Identifying where power lines should go in advance is the essence of planning, but unless that planning includes adequate public involvement, you will get blow back, sometimes extreme and often justified. Taking a page from FHWA, a process that linked planning and NEPA, PEL, could provide a useful model for planning grid powerlines and facilities. To the degree that the government can find and rank good solar and wind sites and can anticipate their need several years in advance, a concerted up front planning effort with adequate public involvement could smooth the way for permitting and construction.
Going back to what expedited environmental review at the state DOT, some of those ideas are readily applicable to the electric grid buildout.
Push programmatic approaches, both in what qualified as a Categorical Exclusion, and in removing duplicated reviews by other federal agencies or state and local agencies. Implicit in the programmatic approach is the acceptance of a form-based process for CE review. (This is instead of eliminating all CE documentation and review as proposed in HR 1.) Have FERC meet with all of the stakeholders and especially those with regulatory authority. Push hard for agreements to eliminate the need for redundant reviews.
FERC needs to embrace the notion of a vigorous public involvement, early and often. It may seem counterintuitive that deeper and more sincere public involvement speeds projects but it does. We certainly know the converse to be true. The faster and harder you push on a project schedule, the longer it will take to complete. Unless you are willing to repeal NEPA (HR 1 aside), environmental consideration and public involvement will always be central to the process. Doing each of these better is the path to faster approvals.
Alluded to in the Ruple et al article is the notion that adequate staffing of environmental offices (most likely within FERC) will speed the process. Putting knowledgeable experts at the center of the process worked well at our DOT, and I suspect it is the winning formula for other circumstances.
The balkanization of electric grids is a hard nut to crack, especially as many are heavily influenced by their privately-owned utility partners, who see it all as a zero-sum game. This is an area where a carrot and stick approach could work best. Incentives to promote cooperation and sanctions for going it alone. Sanctions could include harsher penalties for grid failures during storm or fire events. Incentives could include subsidies or tax breaks for electricity moving from one grid to another.
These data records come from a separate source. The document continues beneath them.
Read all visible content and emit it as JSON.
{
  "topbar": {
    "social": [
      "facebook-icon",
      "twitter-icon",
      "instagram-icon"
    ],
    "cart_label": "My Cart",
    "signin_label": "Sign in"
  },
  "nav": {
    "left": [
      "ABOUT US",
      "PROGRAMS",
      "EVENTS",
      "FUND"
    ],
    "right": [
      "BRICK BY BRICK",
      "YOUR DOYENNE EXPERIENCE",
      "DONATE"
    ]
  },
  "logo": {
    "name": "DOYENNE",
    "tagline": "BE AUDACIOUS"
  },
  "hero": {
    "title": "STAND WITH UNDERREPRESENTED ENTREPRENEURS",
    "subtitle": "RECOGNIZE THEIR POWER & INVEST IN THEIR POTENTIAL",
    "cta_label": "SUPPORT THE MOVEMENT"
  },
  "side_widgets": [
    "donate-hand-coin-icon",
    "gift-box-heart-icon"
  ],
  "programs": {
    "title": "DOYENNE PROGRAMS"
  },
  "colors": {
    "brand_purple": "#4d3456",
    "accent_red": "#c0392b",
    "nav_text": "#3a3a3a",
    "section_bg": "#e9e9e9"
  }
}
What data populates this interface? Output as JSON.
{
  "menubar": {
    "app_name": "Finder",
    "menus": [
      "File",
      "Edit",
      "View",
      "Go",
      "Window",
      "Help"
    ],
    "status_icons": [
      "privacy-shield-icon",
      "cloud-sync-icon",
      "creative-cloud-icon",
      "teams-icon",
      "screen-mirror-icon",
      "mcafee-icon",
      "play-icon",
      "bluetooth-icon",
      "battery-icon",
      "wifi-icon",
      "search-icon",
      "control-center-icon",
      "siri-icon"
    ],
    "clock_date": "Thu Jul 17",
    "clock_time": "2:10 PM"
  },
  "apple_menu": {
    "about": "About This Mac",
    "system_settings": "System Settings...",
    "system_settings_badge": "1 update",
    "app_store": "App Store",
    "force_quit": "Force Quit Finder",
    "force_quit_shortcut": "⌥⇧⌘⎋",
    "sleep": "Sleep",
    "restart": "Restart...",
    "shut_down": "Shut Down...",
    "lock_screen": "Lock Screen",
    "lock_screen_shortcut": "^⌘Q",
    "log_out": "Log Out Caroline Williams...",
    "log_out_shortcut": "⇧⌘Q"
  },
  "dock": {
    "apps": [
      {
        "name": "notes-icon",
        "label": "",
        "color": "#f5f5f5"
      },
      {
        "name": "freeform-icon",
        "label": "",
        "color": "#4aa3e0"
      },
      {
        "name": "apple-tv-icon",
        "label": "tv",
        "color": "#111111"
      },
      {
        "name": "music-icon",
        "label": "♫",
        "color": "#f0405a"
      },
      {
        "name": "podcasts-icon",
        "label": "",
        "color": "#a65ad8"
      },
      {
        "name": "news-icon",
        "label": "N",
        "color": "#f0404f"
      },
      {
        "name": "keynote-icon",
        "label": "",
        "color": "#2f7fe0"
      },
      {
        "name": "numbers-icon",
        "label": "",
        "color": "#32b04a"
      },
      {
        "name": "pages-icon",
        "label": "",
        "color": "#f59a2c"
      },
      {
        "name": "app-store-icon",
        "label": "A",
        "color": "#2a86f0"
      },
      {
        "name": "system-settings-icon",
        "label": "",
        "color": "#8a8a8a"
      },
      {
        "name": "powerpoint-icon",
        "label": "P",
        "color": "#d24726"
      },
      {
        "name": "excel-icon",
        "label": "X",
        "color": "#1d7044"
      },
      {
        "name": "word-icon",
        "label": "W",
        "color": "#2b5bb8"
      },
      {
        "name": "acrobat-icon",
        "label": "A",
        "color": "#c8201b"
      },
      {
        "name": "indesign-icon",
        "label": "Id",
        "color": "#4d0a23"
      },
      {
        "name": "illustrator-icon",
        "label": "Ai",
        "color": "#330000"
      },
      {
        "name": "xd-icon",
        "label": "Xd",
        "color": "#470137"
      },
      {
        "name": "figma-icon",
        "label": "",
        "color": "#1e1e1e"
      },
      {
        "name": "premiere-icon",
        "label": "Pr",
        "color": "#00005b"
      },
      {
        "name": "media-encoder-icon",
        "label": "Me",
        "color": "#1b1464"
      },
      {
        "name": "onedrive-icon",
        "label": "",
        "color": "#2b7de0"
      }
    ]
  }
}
Building a road or a transmission line is a complex operation, in design, in environmental review, and in construction. Single silver bullet solutions rarely are effective, and sometimes can be counterproductive. Even though streamlining environmental review may take more than one approach, there is ample evidence that it is possible and worth doing. The most effective streamlining does not requiring tinkering with either NEPA or its main regulations. Things like environmental review page limits are not only ineffective, but just plain dumb. And we’re going to need better than dumb if we have any hope of adding “47,300 gigawatt-miles of new power lines by 2035.”